[Component data from apps and pages]
-*-
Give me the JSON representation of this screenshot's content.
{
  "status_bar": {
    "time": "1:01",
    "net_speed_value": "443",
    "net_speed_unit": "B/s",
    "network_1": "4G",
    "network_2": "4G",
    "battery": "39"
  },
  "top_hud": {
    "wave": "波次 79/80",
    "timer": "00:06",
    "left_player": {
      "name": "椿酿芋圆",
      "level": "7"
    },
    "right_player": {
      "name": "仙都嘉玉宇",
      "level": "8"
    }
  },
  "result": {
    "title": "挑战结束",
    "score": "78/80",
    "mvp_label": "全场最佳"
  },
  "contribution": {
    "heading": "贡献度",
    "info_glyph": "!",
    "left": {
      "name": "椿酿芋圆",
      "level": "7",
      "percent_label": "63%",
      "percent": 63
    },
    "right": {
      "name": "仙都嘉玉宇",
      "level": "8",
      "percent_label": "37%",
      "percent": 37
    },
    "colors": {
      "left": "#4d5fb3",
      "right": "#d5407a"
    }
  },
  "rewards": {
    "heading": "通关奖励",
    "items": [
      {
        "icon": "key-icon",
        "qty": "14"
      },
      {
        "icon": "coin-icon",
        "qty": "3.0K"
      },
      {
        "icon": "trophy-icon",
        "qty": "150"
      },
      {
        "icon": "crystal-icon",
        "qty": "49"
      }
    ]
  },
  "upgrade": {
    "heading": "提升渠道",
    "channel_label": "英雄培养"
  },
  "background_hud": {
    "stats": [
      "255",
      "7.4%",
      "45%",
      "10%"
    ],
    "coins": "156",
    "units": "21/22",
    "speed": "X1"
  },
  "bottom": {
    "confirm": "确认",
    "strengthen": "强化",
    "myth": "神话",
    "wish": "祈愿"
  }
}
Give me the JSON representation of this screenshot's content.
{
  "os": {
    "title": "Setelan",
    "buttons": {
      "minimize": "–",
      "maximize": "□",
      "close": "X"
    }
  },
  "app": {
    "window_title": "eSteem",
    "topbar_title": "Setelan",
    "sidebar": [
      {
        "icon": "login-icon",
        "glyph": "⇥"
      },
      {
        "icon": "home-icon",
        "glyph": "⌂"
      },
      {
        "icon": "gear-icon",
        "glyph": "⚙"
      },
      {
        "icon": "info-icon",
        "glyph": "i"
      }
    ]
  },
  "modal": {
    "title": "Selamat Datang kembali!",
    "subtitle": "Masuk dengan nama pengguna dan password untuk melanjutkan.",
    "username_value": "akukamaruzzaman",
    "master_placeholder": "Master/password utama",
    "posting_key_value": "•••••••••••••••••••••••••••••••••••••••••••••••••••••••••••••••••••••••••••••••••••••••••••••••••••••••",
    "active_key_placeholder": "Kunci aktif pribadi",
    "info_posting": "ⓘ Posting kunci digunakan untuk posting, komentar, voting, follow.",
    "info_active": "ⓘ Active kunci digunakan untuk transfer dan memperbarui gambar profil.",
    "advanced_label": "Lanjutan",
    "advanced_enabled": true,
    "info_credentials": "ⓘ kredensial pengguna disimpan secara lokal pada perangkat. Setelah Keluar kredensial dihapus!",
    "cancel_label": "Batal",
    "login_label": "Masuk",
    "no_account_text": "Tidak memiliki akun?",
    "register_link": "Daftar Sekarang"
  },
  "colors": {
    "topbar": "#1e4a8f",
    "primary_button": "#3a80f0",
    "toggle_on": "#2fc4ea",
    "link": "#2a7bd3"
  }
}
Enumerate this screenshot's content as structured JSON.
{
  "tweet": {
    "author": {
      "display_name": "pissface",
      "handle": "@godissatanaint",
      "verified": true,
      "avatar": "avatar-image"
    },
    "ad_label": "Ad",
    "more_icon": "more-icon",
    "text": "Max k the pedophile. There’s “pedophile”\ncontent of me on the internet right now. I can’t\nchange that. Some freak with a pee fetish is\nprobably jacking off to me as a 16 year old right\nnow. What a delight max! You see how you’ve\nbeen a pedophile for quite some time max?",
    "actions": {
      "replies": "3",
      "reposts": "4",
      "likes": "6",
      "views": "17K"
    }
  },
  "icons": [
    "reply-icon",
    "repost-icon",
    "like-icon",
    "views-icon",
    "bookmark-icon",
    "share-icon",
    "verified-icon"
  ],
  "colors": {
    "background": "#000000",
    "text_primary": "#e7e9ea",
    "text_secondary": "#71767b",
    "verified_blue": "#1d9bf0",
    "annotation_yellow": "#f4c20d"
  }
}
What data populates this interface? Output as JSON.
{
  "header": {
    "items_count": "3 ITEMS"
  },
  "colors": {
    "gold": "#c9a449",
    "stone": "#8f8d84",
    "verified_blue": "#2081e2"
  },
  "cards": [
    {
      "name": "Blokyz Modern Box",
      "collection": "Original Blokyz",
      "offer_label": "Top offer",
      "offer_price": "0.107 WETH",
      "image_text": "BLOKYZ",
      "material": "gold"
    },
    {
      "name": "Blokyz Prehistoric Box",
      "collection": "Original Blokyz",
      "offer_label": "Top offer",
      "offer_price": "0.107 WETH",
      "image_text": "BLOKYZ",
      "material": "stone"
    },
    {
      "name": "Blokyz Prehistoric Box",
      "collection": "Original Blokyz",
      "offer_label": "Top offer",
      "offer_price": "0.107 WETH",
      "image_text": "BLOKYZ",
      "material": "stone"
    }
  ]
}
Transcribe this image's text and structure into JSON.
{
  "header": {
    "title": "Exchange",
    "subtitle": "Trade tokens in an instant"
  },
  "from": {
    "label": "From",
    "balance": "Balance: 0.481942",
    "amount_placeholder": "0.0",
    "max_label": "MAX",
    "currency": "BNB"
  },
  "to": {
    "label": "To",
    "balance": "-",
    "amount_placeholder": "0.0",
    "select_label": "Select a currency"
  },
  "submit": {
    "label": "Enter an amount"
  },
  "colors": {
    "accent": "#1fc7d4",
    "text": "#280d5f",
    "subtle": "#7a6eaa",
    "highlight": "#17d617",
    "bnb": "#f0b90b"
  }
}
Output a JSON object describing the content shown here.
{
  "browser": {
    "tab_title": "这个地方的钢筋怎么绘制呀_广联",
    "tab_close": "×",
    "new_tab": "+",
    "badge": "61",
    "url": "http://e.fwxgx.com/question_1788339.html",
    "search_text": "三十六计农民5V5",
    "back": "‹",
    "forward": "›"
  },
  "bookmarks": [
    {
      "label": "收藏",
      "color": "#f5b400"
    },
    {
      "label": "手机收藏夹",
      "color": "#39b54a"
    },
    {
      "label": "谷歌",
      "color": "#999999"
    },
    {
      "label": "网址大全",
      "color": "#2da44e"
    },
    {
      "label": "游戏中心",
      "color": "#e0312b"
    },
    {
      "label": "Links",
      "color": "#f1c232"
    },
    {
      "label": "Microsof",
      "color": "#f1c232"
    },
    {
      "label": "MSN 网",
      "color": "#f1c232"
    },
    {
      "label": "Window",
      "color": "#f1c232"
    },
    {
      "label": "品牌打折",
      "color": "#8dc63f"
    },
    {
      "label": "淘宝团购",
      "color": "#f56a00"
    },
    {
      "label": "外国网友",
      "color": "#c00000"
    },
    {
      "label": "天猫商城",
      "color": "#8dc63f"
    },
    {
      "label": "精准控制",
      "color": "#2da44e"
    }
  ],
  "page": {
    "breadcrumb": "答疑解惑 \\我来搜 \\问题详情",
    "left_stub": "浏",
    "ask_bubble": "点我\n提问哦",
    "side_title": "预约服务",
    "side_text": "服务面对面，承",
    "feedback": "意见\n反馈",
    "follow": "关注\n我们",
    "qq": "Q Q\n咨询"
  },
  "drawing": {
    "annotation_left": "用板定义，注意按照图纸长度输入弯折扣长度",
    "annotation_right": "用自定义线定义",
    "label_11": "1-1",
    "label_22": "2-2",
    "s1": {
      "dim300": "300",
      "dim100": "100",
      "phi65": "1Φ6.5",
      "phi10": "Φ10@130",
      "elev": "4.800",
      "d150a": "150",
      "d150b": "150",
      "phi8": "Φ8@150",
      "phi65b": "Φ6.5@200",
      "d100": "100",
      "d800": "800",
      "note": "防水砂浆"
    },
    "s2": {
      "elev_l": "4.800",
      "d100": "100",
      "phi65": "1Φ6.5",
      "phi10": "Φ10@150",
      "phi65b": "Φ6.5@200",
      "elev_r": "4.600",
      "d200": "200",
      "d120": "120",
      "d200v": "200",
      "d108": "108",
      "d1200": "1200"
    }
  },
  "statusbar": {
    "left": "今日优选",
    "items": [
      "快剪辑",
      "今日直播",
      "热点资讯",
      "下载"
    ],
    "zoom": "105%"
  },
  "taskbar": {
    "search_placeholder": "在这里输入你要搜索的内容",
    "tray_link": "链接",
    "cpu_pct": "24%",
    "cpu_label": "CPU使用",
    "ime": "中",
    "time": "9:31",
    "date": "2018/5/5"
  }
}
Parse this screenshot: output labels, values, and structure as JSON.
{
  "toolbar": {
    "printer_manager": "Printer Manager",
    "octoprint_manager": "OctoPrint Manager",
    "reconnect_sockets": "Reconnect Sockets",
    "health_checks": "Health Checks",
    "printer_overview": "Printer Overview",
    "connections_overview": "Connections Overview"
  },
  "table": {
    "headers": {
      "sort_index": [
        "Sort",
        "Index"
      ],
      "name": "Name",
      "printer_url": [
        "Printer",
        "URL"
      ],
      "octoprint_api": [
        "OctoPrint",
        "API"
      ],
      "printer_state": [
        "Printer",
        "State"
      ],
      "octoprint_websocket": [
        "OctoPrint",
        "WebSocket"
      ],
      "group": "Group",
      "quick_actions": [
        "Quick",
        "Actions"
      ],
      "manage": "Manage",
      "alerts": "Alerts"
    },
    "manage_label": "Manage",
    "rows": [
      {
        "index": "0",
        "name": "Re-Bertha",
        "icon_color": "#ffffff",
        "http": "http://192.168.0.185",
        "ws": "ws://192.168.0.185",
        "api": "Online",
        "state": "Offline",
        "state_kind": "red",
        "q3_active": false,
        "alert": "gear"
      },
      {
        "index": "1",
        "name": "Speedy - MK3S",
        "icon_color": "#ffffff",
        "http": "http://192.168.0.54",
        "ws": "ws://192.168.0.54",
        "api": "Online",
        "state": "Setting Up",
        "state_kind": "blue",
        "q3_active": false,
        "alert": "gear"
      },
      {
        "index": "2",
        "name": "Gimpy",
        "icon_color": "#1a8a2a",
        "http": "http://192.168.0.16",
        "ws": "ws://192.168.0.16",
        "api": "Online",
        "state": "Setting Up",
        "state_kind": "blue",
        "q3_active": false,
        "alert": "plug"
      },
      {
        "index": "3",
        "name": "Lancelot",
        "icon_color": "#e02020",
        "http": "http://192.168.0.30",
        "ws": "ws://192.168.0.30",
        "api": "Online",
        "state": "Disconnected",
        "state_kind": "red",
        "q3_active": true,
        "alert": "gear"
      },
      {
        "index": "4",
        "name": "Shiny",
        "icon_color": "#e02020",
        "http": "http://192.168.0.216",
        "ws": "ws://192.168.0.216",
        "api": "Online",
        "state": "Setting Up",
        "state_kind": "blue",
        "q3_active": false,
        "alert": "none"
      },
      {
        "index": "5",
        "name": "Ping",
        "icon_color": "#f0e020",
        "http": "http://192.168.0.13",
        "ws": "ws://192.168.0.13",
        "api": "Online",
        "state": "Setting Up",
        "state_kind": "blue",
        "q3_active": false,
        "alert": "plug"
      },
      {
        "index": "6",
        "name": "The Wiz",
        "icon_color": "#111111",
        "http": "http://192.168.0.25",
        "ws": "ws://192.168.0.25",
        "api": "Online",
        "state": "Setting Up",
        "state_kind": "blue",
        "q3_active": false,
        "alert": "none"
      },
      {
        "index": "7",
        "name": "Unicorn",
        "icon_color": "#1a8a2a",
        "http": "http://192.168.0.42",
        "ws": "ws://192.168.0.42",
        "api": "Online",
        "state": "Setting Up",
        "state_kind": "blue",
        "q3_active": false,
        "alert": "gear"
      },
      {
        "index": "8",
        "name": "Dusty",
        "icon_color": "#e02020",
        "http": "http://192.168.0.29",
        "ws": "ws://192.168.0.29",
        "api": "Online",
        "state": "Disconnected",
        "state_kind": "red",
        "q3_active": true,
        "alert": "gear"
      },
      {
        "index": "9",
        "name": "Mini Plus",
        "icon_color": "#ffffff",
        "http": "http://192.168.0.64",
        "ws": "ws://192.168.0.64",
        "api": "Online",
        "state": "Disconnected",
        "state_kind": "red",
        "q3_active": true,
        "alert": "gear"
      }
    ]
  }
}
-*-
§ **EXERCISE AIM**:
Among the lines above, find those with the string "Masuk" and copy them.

§ **TASK RESPONSE**:
    "subtitle": "Masuk dengan nama pengguna dan password untuk melanjutkan.",
    "login_label": "Masuk",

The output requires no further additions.